**Data to examine:**
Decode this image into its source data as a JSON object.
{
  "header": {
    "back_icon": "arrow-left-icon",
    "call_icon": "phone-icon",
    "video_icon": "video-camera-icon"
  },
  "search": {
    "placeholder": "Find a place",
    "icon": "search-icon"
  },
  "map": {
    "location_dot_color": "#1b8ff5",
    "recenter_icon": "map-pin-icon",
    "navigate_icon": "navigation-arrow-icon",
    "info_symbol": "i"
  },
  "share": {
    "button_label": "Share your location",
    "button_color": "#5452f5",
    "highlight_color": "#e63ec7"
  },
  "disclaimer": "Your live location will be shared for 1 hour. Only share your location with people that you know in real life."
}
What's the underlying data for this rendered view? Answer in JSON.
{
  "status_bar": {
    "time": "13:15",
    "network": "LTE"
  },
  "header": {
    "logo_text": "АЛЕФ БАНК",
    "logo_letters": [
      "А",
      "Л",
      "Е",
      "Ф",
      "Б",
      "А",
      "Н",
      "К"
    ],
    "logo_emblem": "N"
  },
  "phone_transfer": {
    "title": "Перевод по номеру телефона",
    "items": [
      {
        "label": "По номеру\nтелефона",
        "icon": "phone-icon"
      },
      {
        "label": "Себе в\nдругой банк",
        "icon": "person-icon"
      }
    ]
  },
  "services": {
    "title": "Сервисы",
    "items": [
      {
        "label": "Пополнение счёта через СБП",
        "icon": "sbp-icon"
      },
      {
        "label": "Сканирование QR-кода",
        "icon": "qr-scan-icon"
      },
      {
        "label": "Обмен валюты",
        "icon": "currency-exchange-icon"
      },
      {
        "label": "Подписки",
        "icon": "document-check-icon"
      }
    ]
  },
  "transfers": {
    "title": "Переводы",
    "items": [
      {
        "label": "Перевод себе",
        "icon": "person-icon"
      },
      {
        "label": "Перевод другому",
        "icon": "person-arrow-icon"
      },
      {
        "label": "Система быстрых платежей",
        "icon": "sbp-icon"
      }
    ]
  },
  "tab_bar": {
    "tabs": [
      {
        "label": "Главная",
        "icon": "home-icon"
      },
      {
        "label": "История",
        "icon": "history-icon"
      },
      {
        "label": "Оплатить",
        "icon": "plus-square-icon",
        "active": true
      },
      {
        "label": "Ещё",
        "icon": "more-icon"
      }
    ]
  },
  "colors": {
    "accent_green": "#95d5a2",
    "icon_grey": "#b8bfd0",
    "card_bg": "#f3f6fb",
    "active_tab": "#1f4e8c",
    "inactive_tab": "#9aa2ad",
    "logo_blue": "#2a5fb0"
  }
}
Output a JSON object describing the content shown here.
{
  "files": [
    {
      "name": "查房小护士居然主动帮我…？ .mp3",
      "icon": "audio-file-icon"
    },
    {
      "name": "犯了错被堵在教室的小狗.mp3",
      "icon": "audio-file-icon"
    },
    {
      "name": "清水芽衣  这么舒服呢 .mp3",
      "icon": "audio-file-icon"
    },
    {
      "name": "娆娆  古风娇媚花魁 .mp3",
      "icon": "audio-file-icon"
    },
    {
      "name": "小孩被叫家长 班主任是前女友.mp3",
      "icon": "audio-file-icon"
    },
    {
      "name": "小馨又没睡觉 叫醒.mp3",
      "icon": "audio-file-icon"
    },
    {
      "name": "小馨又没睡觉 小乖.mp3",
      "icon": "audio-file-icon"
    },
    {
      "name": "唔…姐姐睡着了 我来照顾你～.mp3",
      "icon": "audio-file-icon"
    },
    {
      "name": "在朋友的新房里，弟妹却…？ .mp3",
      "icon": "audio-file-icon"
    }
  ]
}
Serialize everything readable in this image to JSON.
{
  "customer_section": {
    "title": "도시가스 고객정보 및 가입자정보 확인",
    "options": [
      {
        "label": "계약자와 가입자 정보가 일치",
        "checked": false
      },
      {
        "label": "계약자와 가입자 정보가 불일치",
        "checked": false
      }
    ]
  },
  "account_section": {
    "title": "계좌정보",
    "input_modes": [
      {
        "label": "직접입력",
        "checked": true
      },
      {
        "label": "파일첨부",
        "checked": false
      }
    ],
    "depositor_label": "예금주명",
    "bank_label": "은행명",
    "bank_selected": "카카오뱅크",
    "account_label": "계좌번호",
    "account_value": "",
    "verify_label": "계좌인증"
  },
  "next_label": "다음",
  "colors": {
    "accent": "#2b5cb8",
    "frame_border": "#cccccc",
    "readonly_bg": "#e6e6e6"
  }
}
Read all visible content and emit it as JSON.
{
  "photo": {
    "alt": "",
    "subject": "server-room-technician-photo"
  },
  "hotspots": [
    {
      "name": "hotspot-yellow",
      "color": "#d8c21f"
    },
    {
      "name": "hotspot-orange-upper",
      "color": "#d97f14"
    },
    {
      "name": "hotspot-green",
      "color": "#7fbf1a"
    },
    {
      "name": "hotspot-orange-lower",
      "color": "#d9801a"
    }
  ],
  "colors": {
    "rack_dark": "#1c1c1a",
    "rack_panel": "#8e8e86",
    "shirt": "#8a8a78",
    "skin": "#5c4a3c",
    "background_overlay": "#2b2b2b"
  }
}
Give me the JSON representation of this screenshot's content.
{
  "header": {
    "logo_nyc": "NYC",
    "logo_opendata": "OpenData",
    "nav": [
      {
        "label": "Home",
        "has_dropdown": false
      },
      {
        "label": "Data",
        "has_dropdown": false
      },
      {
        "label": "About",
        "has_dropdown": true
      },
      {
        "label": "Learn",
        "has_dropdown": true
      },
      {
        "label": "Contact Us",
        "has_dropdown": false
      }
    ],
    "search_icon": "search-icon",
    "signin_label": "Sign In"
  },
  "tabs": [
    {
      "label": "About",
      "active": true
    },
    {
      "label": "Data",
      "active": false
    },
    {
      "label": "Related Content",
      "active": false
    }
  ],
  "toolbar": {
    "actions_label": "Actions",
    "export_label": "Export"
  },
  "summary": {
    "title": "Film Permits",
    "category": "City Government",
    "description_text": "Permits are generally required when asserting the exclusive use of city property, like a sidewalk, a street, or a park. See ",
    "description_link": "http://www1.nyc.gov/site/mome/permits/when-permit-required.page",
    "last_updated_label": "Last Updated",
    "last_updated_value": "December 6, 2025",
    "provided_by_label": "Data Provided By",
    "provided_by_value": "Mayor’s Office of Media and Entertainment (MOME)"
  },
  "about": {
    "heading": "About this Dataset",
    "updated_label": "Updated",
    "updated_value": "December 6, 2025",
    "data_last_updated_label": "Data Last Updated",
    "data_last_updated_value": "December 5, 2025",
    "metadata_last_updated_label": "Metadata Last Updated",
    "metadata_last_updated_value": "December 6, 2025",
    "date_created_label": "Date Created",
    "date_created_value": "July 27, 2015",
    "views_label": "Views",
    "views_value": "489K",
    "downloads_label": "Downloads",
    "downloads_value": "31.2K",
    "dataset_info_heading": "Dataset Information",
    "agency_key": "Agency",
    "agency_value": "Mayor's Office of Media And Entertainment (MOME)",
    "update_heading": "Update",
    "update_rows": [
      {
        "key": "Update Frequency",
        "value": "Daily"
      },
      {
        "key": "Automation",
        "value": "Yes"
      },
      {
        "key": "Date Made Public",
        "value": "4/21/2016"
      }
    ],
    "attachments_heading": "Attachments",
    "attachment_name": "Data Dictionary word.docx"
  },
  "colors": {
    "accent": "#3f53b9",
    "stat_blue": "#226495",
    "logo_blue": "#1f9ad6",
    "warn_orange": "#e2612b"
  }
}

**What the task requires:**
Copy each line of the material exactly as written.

**Answer to the exercise:**
Decode this image into its source data as a JSON object.
{
  "header": {
    "back_icon": "arrow-left-icon",
    "call_icon": "phone-icon",
    "video_icon": "video-camera-icon"
  },
  "search": {
    "placeholder": "Find a place",
    "icon": "search-icon"
  },
  "map": {
    "location_dot_color": "#1b8ff5",
    "recenter_icon": "map-pin-icon",
    "navigate_icon": "navigation-arrow-icon",
    "info_symbol": "i"
  },
  "share": {
    "button_label": "Share your location",
    "button_color": "#5452f5",
    "highlight_color": "#e63ec7"
  },
  "disclaimer": "Your live location will be shared for 1 hour. Only share your location with people that you know in real life."
}
What's the underlying data for this rendered view? Answer in JSON.
{
  "status_bar": {
    "time": "13:15",
    "network": "LTE"
  },
  "header": {
    "logo_text": "АЛЕФ БАНК",
    "logo_letters": [
      "А",
      "Л",
      "Е",
      "Ф",
      "Б",
      "А",
      "Н",
      "К"
    ],
    "logo_emblem": "N"
  },
  "phone_transfer": {
    "title": "Перевод по номеру телефона",
    "items": [
      {
        "label": "По номеру\nтелефона",
        "icon": "phone-icon"
      },
      {
        "label": "Себе в\nдругой банк",
        "icon": "person-icon"
      }
    ]
  },
  "services": {
    "title": "Сервисы",
    "items": [
      {
        "label": "Пополнение счёта через СБП",
        "icon": "sbp-icon"
      },
      {
        "label": "Сканирование QR-кода",
        "icon": "qr-scan-icon"
      },
      {
        "label": "Обмен валюты",
        "icon": "currency-exchange-icon"
      },
      {
        "label": "Подписки",
        "icon": "document-check-icon"
      }
    ]
  },
  "transfers": {
    "title": "Переводы",
    "items": [
      {
        "label": "Перевод себе",
        "icon": "person-icon"
      },
      {
        "label": "Перевод другому",
        "icon": "person-arrow-icon"
      },
      {
        "label": "Система быстрых платежей",
        "icon": "sbp-icon"
      }
    ]
  },
  "tab_bar": {
    "tabs": [
      {
        "label": "Главная",
        "icon": "home-icon"
      },
      {
        "label": "История",
        "icon": "history-icon"
      },
      {
        "label": "Оплатить",
        "icon": "plus-square-icon",
        "active": true
      },
      {
        "label": "Ещё",
        "icon": "more-icon"
      }
    ]
  },
  "colors": {
    "accent_green": "#95d5a2",
    "icon_grey": "#b8bfd0",
    "card_bg": "#f3f6fb",
    "active_tab": "#1f4e8c",
    "inactive_tab": "#9aa2ad",
    "logo_blue": "#2a5fb0"
  }
}
Output a JSON object describing the content shown here.
{
  "files": [
    {
      "name": "查房小护士居然主动帮我…？ .mp3",
      "icon": "audio-file-icon"
    },
    {
      "name": "犯了错被堵在教室的小狗.mp3",
      "icon": "audio-file-icon"
    },
    {
      "name": "清水芽衣  这么舒服呢 .mp3",
      "icon": "audio-file-icon"
    },
    {
      "name": "娆娆  古风娇媚花魁 .mp3",
      "icon": "audio-file-icon"
    },
    {
      "name": "小孩被叫家长 班主任是前女友.mp3",
      "icon": "audio-file-icon"
    },
    {
      "name": "小馨又没睡觉 叫醒.mp3",
      "icon": "audio-file-icon"
    },
    {
      "name": "小馨又没睡觉 小乖.mp3",
      "icon": "audio-file-icon"
    },
    {
      "name": "唔…姐姐睡着了 我来照顾你～.mp3",
      "icon": "audio-file-icon"
    },
    {
      "name": "在朋友的新房里，弟妹却…？ .mp3",
      "icon": "audio-file-icon"
    }
  ]
}
Serialize everything readable in this image to JSON.
{
  "customer_section": {
    "title": "도시가스 고객정보 및 가입자정보 확인",
    "options": [
      {
        "label": "계약자와 가입자 정보가 일치",
        "checked": false
      },
      {
        "label": "계약자와 가입자 정보가 불일치",
        "checked": false
      }
    ]
  },
  "account_section": {
    "title": "계좌정보",
    "input_modes": [
      {
        "label": "직접입력",
        "checked": true
      },
      {
        "label": "파일첨부",
        "checked": false
      }
    ],
    "depositor_label": "예금주명",
    "bank_label": "은행명",
    "bank_selected": "카카오뱅크",
    "account_label": "계좌번호",
    "account_value": "",
    "verify_label": "계좌인증"
  },
  "next_label": "다음",
  "colors": {
    "accent": "#2b5cb8",
    "frame_border": "#cccccc",
    "readonly_bg": "#e6e6e6"
  }
}
Read all visible content and emit it as JSON.
{
  "photo": {
    "alt": "",
    "subject": "server-room-technician-photo"
  },
  "hotspots": [
    {
      "name": "hotspot-yellow",
      "color": "#d8c21f"
    },
    {
      "name": "hotspot-orange-upper",
      "color": "#d97f14"
    },
    {
      "name": "hotspot-green",
      "color": "#7fbf1a"
    },
    {
      "name": "hotspot-orange-lower",
      "color": "#d9801a"
    }
  ],
  "colors": {
    "rack_dark": "#1c1c1a",
    "rack_panel": "#8e8e86",
    "shirt": "#8a8a78",
    "skin": "#5c4a3c",
    "background_overlay": "#2b2b2b"
  }
}
Give me the JSON representation of this screenshot's content.
{
  "header": {
    "logo_nyc": "NYC",
    "logo_opendata": "OpenData",
    "nav": [
      {
        "label": "Home",
        "has_dropdown": false
      },
      {
        "label": "Data",
        "has_dropdown": false
      },
      {
        "label": "About",
        "has_dropdown": true
      },
      {
        "label": "Learn",
        "has_dropdown": true
      },
      {
        "label": "Contact Us",
        "has_dropdown": false
      }
    ],
    "search_icon": "search-icon",
    "signin_label": "Sign In"
  },
  "tabs": [
    {
      "label": "About",
      "active": true
    },
    {
      "label": "Data",
      "active": false
    },
    {
      "label": "Related Content",
      "active": false
    }
  ],
  "toolbar": {
    "actions_label": "Actions",
    "export_label": "Export"
  },
  "summary": {
    "title": "Film Permits",
    "category": "City Government",
    "description_text": "Permits are generally required when asserting the exclusive use of city property, like a sidewalk, a street, or a park. See ",
    "description_link": "http://www1.nyc.gov/site/mome/permits/when-permit-required.page",
    "last_updated_label": "Last Updated",
    "last_updated_value": "December 6, 2025",
    "provided_by_label": "Data Provided By",
    "provided_by_value": "Mayor’s Office of Media and Entertainment (MOME)"
  },
  "about": {
    "heading": "About this Dataset",
    "updated_label": "Updated",
    "updated_value": "December 6, 2025",
    "data_last_updated_label": "Data Last Updated",
    "data_last_updated_value": "December 5, 2025",
    "metadata_last_updated_label": "Metadata Last Updated",
    "metadata_last_updated_value": "December 6, 2025",
    "date_created_label": "Date Created",
    "date_created_value": "July 27, 2015",
    "views_label": "Views",
    "views_value": "489K",
    "downloads_label": "Downloads",
    "downloads_value": "31.2K",
    "dataset_info_heading": "Dataset Information",
    "agency_key": "Agency",
    "agency_value": "Mayor's Office of Media And Entertainment (MOME)",
    "update_heading": "Update",
    "update_rows": [
      {
        "key": "Update Frequency",
        "value": "Daily"
      },
      {
        "key": "Automation",
        "value": "Yes"
      },
      {
        "key": "Date Made Public",
        "value": "4/21/2016"
      }
    ],
    "attachments_heading": "Attachments",
    "attachment_name": "Data Dictionary word.docx"
  },
  "colors": {
    "accent": "#3f53b9",
    "stat_blue": "#226495",
    "logo_blue": "#1f9ad6",
    "warn_orange": "#e2612b"
  }
}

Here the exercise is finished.